I let it harden for about 30 minutes. I could see that it would need a second coat in one spot.
I used my detail sander to remove the excess before the second coat.
Then I mixed up another small batch and spread it on to fill the remaining gap.
Thirty minutes later, I sanded it again until the filler was flush with the rest of the door.
With the rotten wood fixed and filled, I moved the sander to the rest of the door. Scuffing up the black paint would help the new paint adhere better. I think I was using 100 grit sandpaper for this, but anything would be fine from 60-220 grit.

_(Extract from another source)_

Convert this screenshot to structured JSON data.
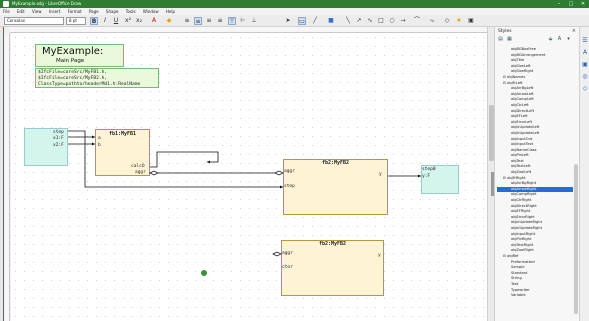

After running the sander over all the flat areas (I quickly hand-sanded the recessed parts), I cleaned the whole door with Krud Kutter Gloss-Off. I like to use this stuff whenever I can when painting over an existing glossy surface. It does a great job of removing shine by creating tiny etches all over the finish when applied.

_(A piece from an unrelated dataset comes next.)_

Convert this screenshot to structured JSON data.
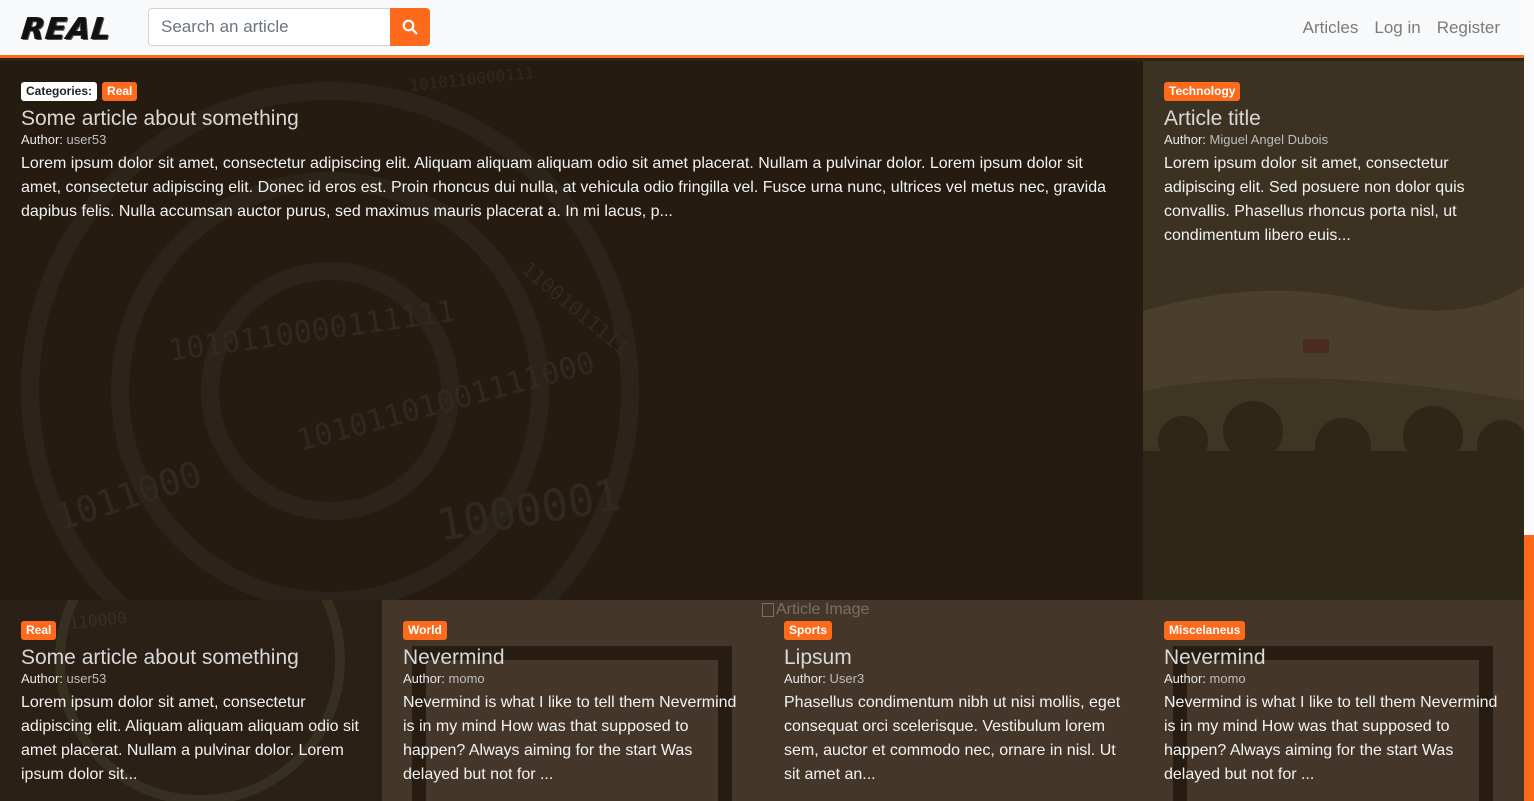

Method 2 – Painting a front door with a roller
Even though many paints come as paint-and-primer-in-one these days, it’s a good idea to use a dedicated primer for something as high-use and exposed as a front door. If you want the best adhesion, you can splurge for Zinsser BIN, a shellac-based primer. I didn’t have any in the basement, but I did have Zinsser 123, so I settled for that. With the sanding and deglossing prep I did, it would be more than adequate for the job.
You don’t need a thick coat of primer – just enough to cover the surface a bit to improve adhesion. In other words, you don’t need this much:
Hey, what can I say? I got a little excited, okay?
Anyway, with the repaired area primed to the bejeezus, I dialed it back for the rest of the door.
When the primer was dry, I started painting. The key here (as with all painting) is multiple thin coats. I put a total of 4 thin coats of paint on this front door.
Painting doors is a breeze with foam rollers, and they leave the smoothest finish outside of spraying.
For the recessed parts, I used the tip of the roller.
I didn’t worry about getting full coverage on the first coat. Thin coats, little bit at a time, build it up slowly.
It’s torture for me to paint like this. I grew up in the school of “one coat, thick as hell.” But trust me, it’s worth it if you want a paint job that will last!
When the final coat was dry to the touch, we moved the door inside to dry further in the air-conditioned house. You may have heard that it gets a tad hot and humid here in the summer, and that can make outdoor painting a maddening endeavor.
But, hey! Look at that repair job! You’d never guess that wood was rotten and falling off.
Okay, so normally in this situation, I’d just go out and buy new hinges in oil-rubbed bronze like I did when painting our interior handles. But these hinges are some wackadoodle hybrid of square and rounded corners the likes of which I couldn’t find in any store.
After a fruitless search, I gave up and decided to paint them.
But this is the only picture I took. 🙁
Just before reinstalling the hinges, I added a new door sweep.
With Baris and Handan’s help, I re-installed the door, and then I re-installed the knob and deadbolt.
Okay, so if you’ve read our Easy DIY Fall Wreath post, you’ve already seen the newly-painted front door in action. Here are some more pics.
Stardew is a beautiful color – especially on our front door! It complements the brick perfectly.